▶ [EXERCISE INSTRUCTIONS] Line by line, copy out the data below exactly.

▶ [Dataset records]
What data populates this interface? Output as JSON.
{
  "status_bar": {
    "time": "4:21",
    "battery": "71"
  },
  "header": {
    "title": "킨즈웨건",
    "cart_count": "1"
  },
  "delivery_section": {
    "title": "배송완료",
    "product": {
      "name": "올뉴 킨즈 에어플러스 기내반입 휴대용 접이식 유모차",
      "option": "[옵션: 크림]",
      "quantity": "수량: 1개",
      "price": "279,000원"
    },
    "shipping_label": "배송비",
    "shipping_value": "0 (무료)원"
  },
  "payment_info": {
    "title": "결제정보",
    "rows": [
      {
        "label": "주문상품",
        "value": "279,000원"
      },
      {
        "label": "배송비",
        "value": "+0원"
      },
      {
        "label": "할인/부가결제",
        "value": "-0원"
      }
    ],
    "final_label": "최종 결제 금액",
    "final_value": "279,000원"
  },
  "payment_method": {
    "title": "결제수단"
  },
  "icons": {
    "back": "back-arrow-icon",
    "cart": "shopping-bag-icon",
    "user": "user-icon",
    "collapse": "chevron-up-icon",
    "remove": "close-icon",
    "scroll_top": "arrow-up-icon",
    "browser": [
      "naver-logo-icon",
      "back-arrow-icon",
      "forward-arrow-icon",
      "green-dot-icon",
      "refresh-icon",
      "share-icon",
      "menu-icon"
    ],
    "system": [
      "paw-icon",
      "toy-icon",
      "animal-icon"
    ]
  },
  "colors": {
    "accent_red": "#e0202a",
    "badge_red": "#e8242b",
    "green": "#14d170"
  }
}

▶ [TASK RESPONSE]
What data populates this interface? Output as JSON.
{
  "status_bar": {
    "time": "4:21",
    "battery": "71"
  },
  "header": {
    "title": "킨즈웨건",
    "cart_count": "1"
  },
  "delivery_section": {
    "title": "배송완료",
    "product": {
      "name": "올뉴 킨즈 에어플러스 기내반입 휴대용 접이식 유모차",
      "option": "[옵션: 크림]",
      "quantity": "수량: 1개",
      "price": "279,000원"
    },
    "shipping_label": "배송비",
    "shipping_value": "0 (무료)원"
  },
  "payment_info": {
    "title": "결제정보",
    "rows": [
      {
        "label": "주문상품",
        "value": "279,000원"
      },
      {
        "label": "배송비",
        "value": "+0원"
      },
      {
        "label": "할인/부가결제",
        "value": "-0원"
      }
    ],
    "final_label": "최종 결제 금액",
    "final_value": "279,000원"
  },
  "payment_method": {
    "title": "결제수단"
  },
  "icons": {
    "back": "back-arrow-icon",
    "cart": "shopping-bag-icon",
    "user": "user-icon",
    "collapse": "chevron-up-icon",
    "remove": "close-icon",
    "scroll_top": "arrow-up-icon",
    "browser": [
      "naver-logo-icon",
      "back-arrow-icon",
      "forward-arrow-icon",
      "green-dot-icon",
      "refresh-icon",
      "share-icon",
      "menu-icon"
    ],
    "system": [
      "paw-icon",
      "toy-icon",
      "animal-icon"
    ]
  },
  "colors": {
    "accent_red": "#e0202a",
    "badge_red": "#e8242b",
    "green": "#14d170"
  }
}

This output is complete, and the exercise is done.